300, of course, makes plenty of allowance for popular tastes, changing and expanding the story to meet the protocols of the comic book genre. The film was not shot on location outdoors, but in a studio using the so-called “digital backlot” technique of sometimes placing the actors against blue screens. The resulting realism is not that of the sun-soaked cliffs above the blue Aegean Thermopylae remains spectacularly beautiful today but of the eerie etchings of the comic book.
The Spartans fight bare-chested without armor, in the “heroic nude” manner that ancient Greek vase-painters portrayed Greek hoplites, their muscles bulging as if they were contemporary comic book action heroes. Again, following the Miller comic, artistic license is made with the original story the traitor Ephialtes is as deformed in body as he is in character; King Xerxes is not bearded and perched on a distant throne, but bald, huge, perhaps sexually ambiguous, and often right on the battlefield. The Persians bring with them exotic beasts like a rhinoceros and elephant, and the leader of the Immortals fights Leonidas in a duel (which the Greeks knew as monomachia). Shields are metal rather than wood with bronze veneers, and swords sometimes look futuristic rather than ancient.

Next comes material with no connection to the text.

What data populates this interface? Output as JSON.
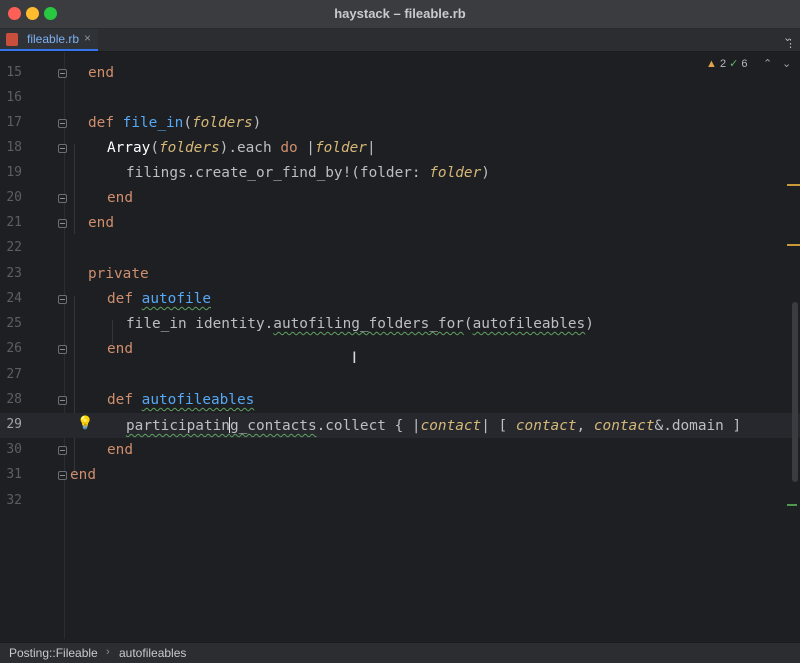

Again, purists must remember that 300 seeks to bring a comic book, not Herodotus, to the screen. Yet, despite the need to adhere to the conventions of Frank Miller’s graphics and plot every bit as formalized as the protocols of classical Athenian drama or Japanese Kabuki theater the main story from our ancient Greek historians is still there: Leonidas, against domestic opposition, insists on sending an immediate advance party northward on a suicide mission to rouse the Greeks and allow them time to unite a defense. Once at Thermopylae, he adopts the defenses to the narrow pass between high cliffs and the sea far below. The Greeks fight both en masse in the phalanx and at times range beyond as solo warriors. They are finally betrayed by Ephialtes, forcing Leonidas to dismiss his allies and leaving his own 300 to the fate of dying under a sea of arrows.
But most importantly, 300 preserves the spirit of the Thermopylae story. The Spartans, quoting lines known from Herodotus and themes from the lyric poets, profess unswerving loyalty to a free Greece. They will never kow-tow to the Persians, preferring to die on their feet than live on their knees.
If critics think that 300 reduces and simplifies the meaning of Thermopylae into freedom versus tyranny, they should reread carefully ancient accounts and then blame Herodotus, Plutarch, and Diodorus who long ago boasted that Greek freedom was on trial against Persian autocracy, free men in superior fashion dying for their liberty, their enslaved enemies being whipped to enslave others.
©2006 Victor Davis Hanson